They could get rid of all the SWAT teams and other similar units out there. Because the kind of incident that really requires a massively armed police response is fairly rare (to the point of being, most of the time, nonexistent) – but if you’ve got a dedicated unit meant for just that purpose, they’re not going to want to sit around waiting for that maybe one day out of a year when they might be needed. And heaven forbid a so-called elite unit should go back to directing traffic and pulling cats out of trees instead of doing macho stuff with body armor and heavy weaponry.
So instead, they end up getting called out for all sorts of things, and make things worse as often as or oftener than they make things better.
One of the good things about life up here in far northern New Hampshire is that if we want a SWAT team, we have to send down to Concord for one, and it takes them three hours to get here. So mostly we don’t bother, and it works just fine. We’ve had a couple of so-called “armed standoffs” over the years – there was the guy who was supposed to come in for a court date, for example, and instead decided to exercise his right to keep and bear arms in the woods beyond his house; what happened was that the local ambulance squad staged down the road a bit, just in case, and a Fish and Game officer sat in a lawn chair just outside the woods with his radio and said words to the effect of, “Don’t worry.
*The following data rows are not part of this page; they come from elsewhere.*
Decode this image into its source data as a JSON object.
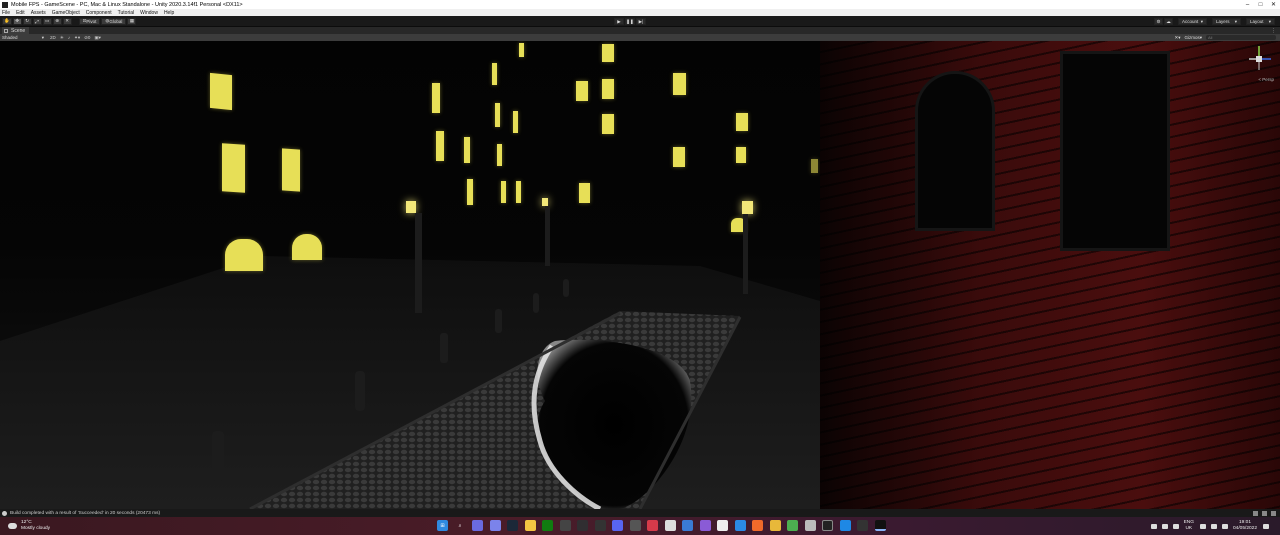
{
  "window": {
    "title": "Mobile FPS - GameScene - PC, Mac & Linux Standalone - Unity 2020.3.14f1 Personal <DX11>",
    "minimize": "–",
    "maximize": "□",
    "close": "✕"
  },
  "menu": [
    "File",
    "Edit",
    "Assets",
    "GameObject",
    "Component",
    "Tutorial",
    "Window",
    "Help"
  ],
  "toolbar": {
    "pivot_label": "Pivot",
    "global_label": "Global",
    "account_label": "Account",
    "layers_label": "Layers",
    "layout_label": "Layout"
  },
  "scene": {
    "tab_label": "Scene",
    "shading_mode": "Shaded",
    "mode_2d": "2D",
    "gizmos_label": "Gizmos",
    "search_placeholder": "All",
    "persp_label": "< Persp"
  },
  "status": {
    "message": "Build completed with a result of 'Succeeded' in 20 seconds (20473 ms)"
  },
  "taskbar": {
    "weather_temp": "12°C",
    "weather_desc": "Mostly cloudy",
    "lang_primary": "ENG",
    "lang_secondary": "UK",
    "time": "19:01",
    "date": "04/05/2022"
  },
  "colors": {
    "window_light": "#e7df57",
    "brick": "#4a0e0e",
    "editor_dark": "#191919"
  }
}
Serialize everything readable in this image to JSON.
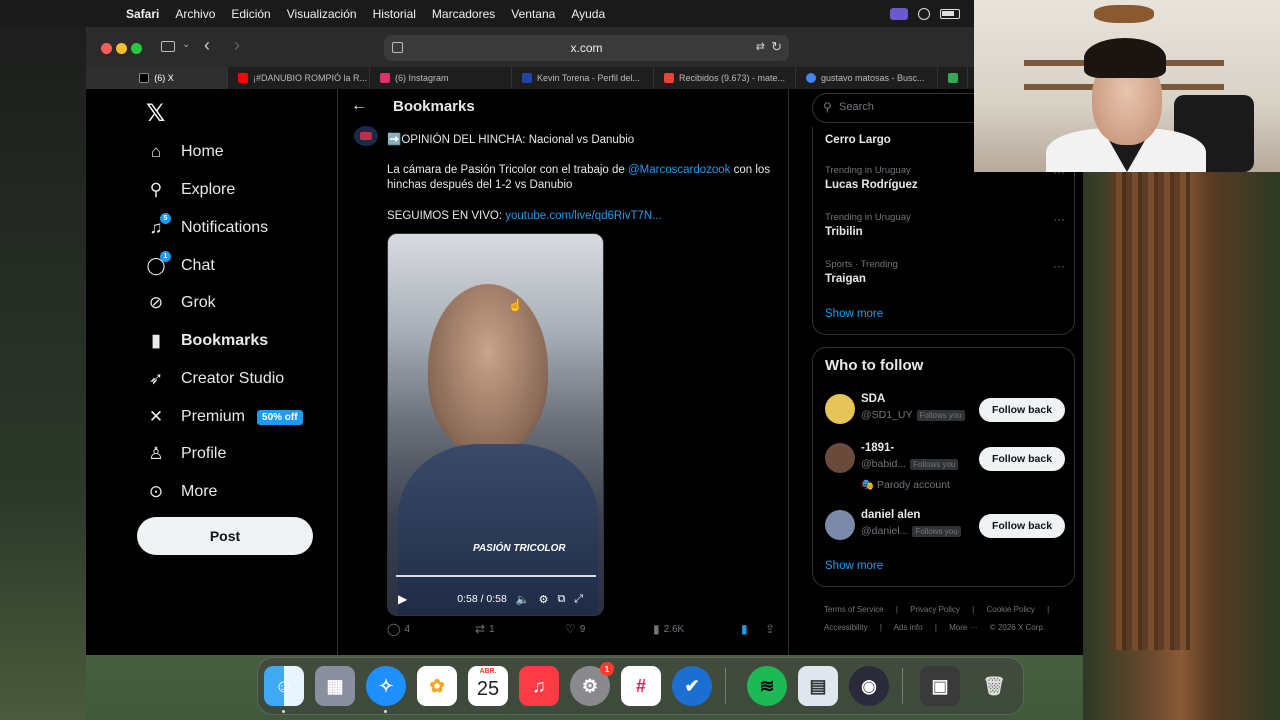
{
  "menubar": {
    "app": "Safari",
    "items": [
      "Archivo",
      "Edición",
      "Visualización",
      "Historial",
      "Marcadores",
      "Ventana",
      "Ayuda"
    ]
  },
  "browser": {
    "url": "x.com",
    "tabs": [
      {
        "label": "(6) X",
        "color": "#ffffff"
      },
      {
        "label": "¡#DANUBIO ROMPIÓ la R...",
        "color": "#ff0000"
      },
      {
        "label": "(6) Instagram",
        "color": "#e1306c"
      },
      {
        "label": "Kevin Torena - Perfil del...",
        "color": "#2244aa"
      },
      {
        "label": "Recibidos (9.673) - mate...",
        "color": "#ea4335"
      },
      {
        "label": "gustavo matosas - Busc...",
        "color": "#4285f4"
      },
      {
        "label": "",
        "color": "#34a853"
      }
    ]
  },
  "nav": {
    "items": [
      {
        "label": "Home",
        "icon": "home-icon",
        "glyph": "⌂"
      },
      {
        "label": "Explore",
        "icon": "search-icon",
        "glyph": "⚲"
      },
      {
        "label": "Notifications",
        "icon": "bell-icon",
        "glyph": "🔔",
        "badge": "5"
      },
      {
        "label": "Chat",
        "icon": "chat-icon",
        "glyph": "💬",
        "badge": "1"
      },
      {
        "label": "Grok",
        "icon": "grok-icon",
        "glyph": "⊘"
      },
      {
        "label": "Bookmarks",
        "icon": "bookmark-icon",
        "glyph": "🔖"
      },
      {
        "label": "Creator Studio",
        "icon": "rocket-icon",
        "glyph": "🚀"
      },
      {
        "label": "Premium",
        "icon": "x-icon",
        "glyph": "𝕏"
      },
      {
        "label": "Profile",
        "icon": "person-icon",
        "glyph": "👤"
      },
      {
        "label": "More",
        "icon": "more-icon",
        "glyph": "⋯"
      }
    ],
    "premium_badge": "50% off",
    "post_label": "Post"
  },
  "main": {
    "title": "Bookmarks",
    "tweet": {
      "headline": "➡️OPINIÓN DEL HINCHA: Nacional vs Danubio",
      "body_pre": "La cámara de Pasión Tricolor con el trabajo de ",
      "mention": "@Marcoscardozook",
      "body_post": " con los hinchas después del 1-2 vs Danubio",
      "live_pre": "SEGUIMOS EN VIVO: ",
      "live_link": "youtube.com/live/qd6RivT7N...",
      "video_logo": "PASIÓN TRICOLOR",
      "video_time": "0:58 / 0:58",
      "replies": "4",
      "reposts": "1",
      "likes": "9",
      "views": "2.6K"
    }
  },
  "right": {
    "search_placeholder": "Search",
    "trends": [
      {
        "meta": "",
        "name": "Cerro Largo"
      },
      {
        "meta": "Trending in Uruguay",
        "name": "Lucas Rodríguez"
      },
      {
        "meta": "Trending in Uruguay",
        "name": "Tribilin"
      },
      {
        "meta": "Sports · Trending",
        "name": "Traigan"
      }
    ],
    "show_more": "Show more",
    "who_to_follow": "Who to follow",
    "follow": [
      {
        "name": "SDA",
        "handle": "@SD1_UY",
        "tag": "Follows you",
        "extra": "",
        "button": "Follow back"
      },
      {
        "name": "-1891-",
        "handle": "@babid...",
        "tag": "Follows you",
        "extra": "🎭 Parody account",
        "button": "Follow back"
      },
      {
        "name": "daniel alen",
        "handle": "@daniel...",
        "tag": "Follows you",
        "extra": "",
        "button": "Follow back"
      }
    ],
    "show_more_2": "Show more",
    "footer": [
      "Terms of Service",
      "|",
      "Privacy Policy",
      "|",
      "Cookie Policy",
      "|",
      "Accessibility",
      "|",
      "Ads info",
      "|",
      "More ···",
      "© 2026 X Corp."
    ]
  },
  "dock": {
    "calendar_month": "ABR.",
    "calendar_day": "25",
    "settings_badge": "1"
  }
}
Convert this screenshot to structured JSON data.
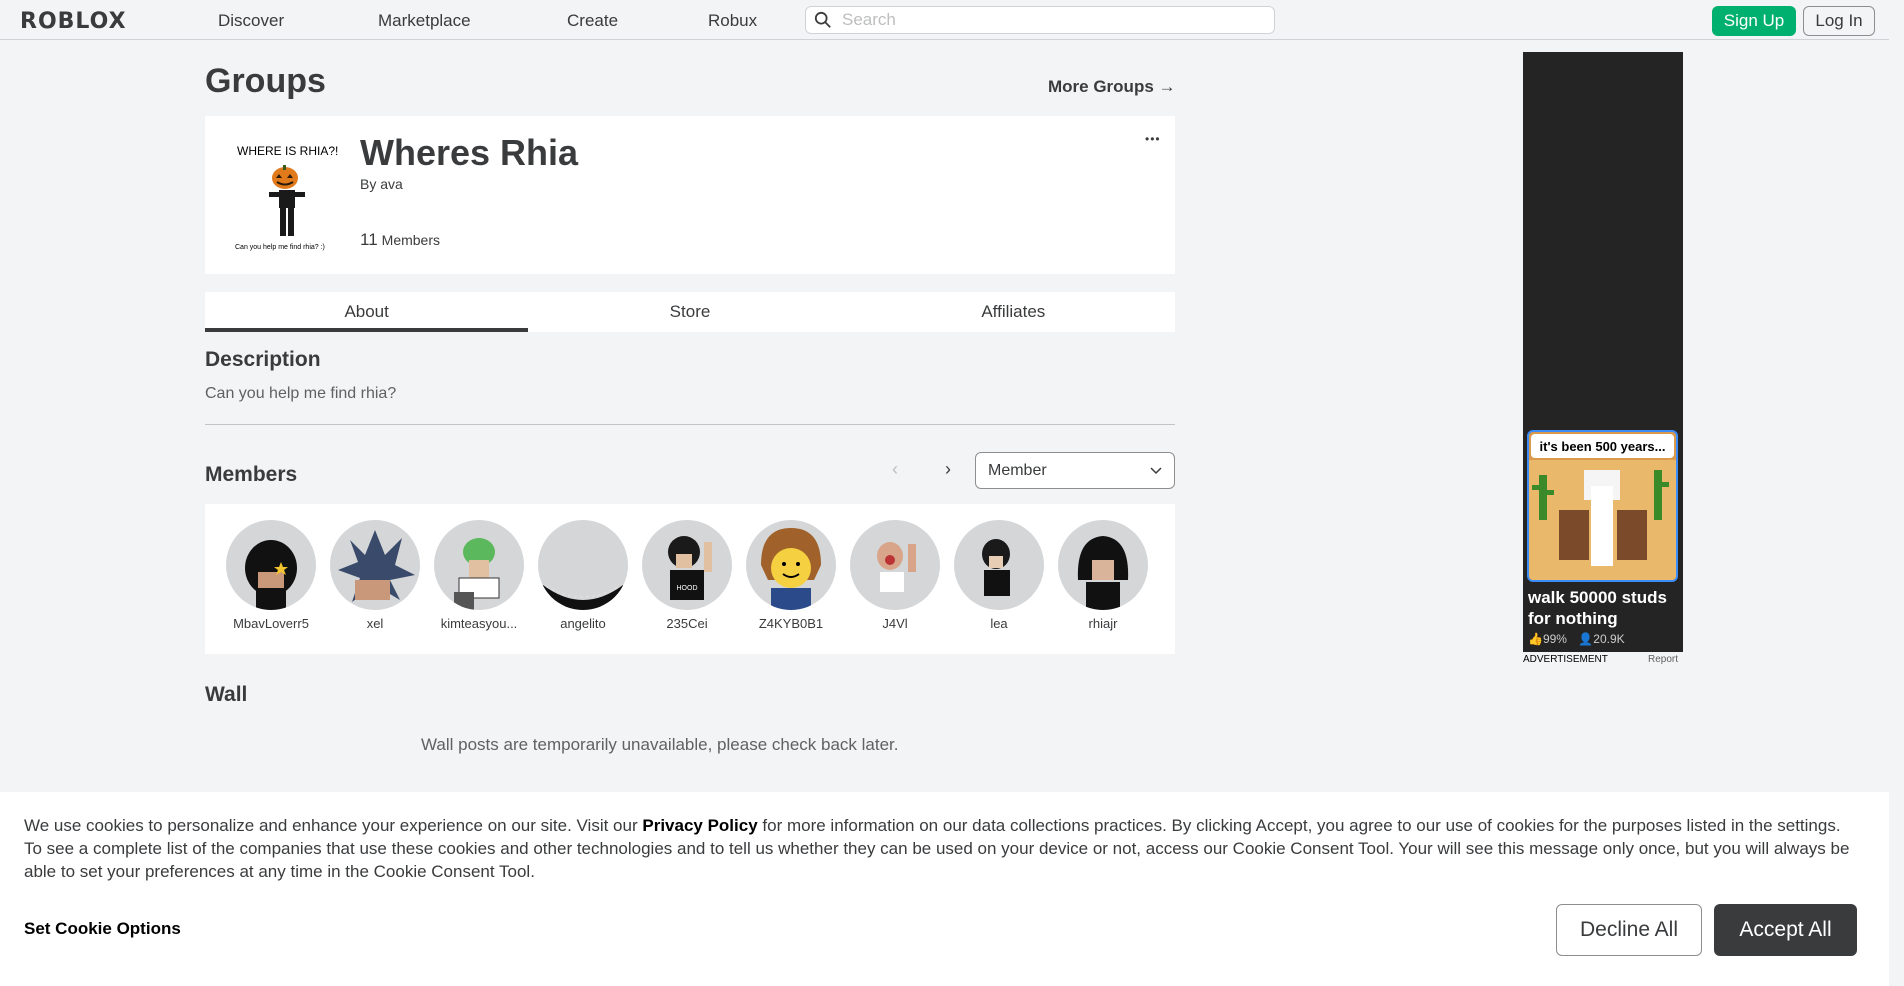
{
  "nav": {
    "logo": "RΟBLOX",
    "links": [
      "Discover",
      "Marketplace",
      "Create",
      "Robux"
    ],
    "search_placeholder": "Search",
    "signup_label": "Sign Up",
    "login_label": "Log In"
  },
  "page": {
    "title": "Groups",
    "more_groups_label": "More Groups →"
  },
  "group": {
    "emblem_top_text": "WHERE IS RHIA?!",
    "emblem_bottom_text": "Can you help me find rhia? :)",
    "name": "Wheres Rhia",
    "owner_prefix": "By",
    "owner": "ava",
    "member_count": "11",
    "member_label": "Members",
    "menu_icon": "•••"
  },
  "tabs": [
    {
      "label": "About",
      "active": true
    },
    {
      "label": "Store",
      "active": false
    },
    {
      "label": "Affiliates",
      "active": false
    }
  ],
  "description": {
    "heading": "Description",
    "text": "Can you help me find rhia?"
  },
  "members": {
    "heading": "Members",
    "prev_icon": "‹",
    "next_icon": "›",
    "role_selected": "Member",
    "list": [
      {
        "name": "MbavLoverr5"
      },
      {
        "name": "xel"
      },
      {
        "name": "kimteasyou..."
      },
      {
        "name": "angelito"
      },
      {
        "name": "235Cei"
      },
      {
        "name": "Z4KYB0B1"
      },
      {
        "name": "J4Vl"
      },
      {
        "name": "lea"
      },
      {
        "name": "rhiajr"
      }
    ]
  },
  "wall": {
    "heading": "Wall",
    "message": "Wall posts are temporarily unavailable, please check back later."
  },
  "ad": {
    "bubble": "it's been 500 years...",
    "title": "walk 50000 studs for nothing",
    "rating": "99%",
    "players": "20.9K",
    "label": "ADVERTISEMENT",
    "report": "Report"
  },
  "cookie": {
    "text_before": "We use cookies to personalize and enhance your experience on our site. Visit our ",
    "privacy_link": "Privacy Policy",
    "text_after": " for more information on our data collections practices. By clicking Accept, you agree to our use of cookies for the purposes listed in the settings. To see a complete list of the companies that use these cookies and other technologies and to tell us whether they can be used on your device or not, access our Cookie Consent Tool. Your will see this message only once, but you will always be able to set your preferences at any time in the Cookie Consent Tool.",
    "options_label": "Set Cookie Options",
    "decline_label": "Decline All",
    "accept_label": "Accept All"
  },
  "colors": {
    "accent_green": "#00b06f",
    "text_dark": "#393b3d",
    "page_bg": "#f2f4f5"
  }
}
It’s going to start raining in about three hours, and he’ll come in.” Which it did, and he did.
SWAT would have probably gone into the woods in force, and ended up killing the guy in question, plus a couple of stray hikers and maybe a bear and a raccoon or two, not to mention shredding all the trees and bushes for a mile or so around.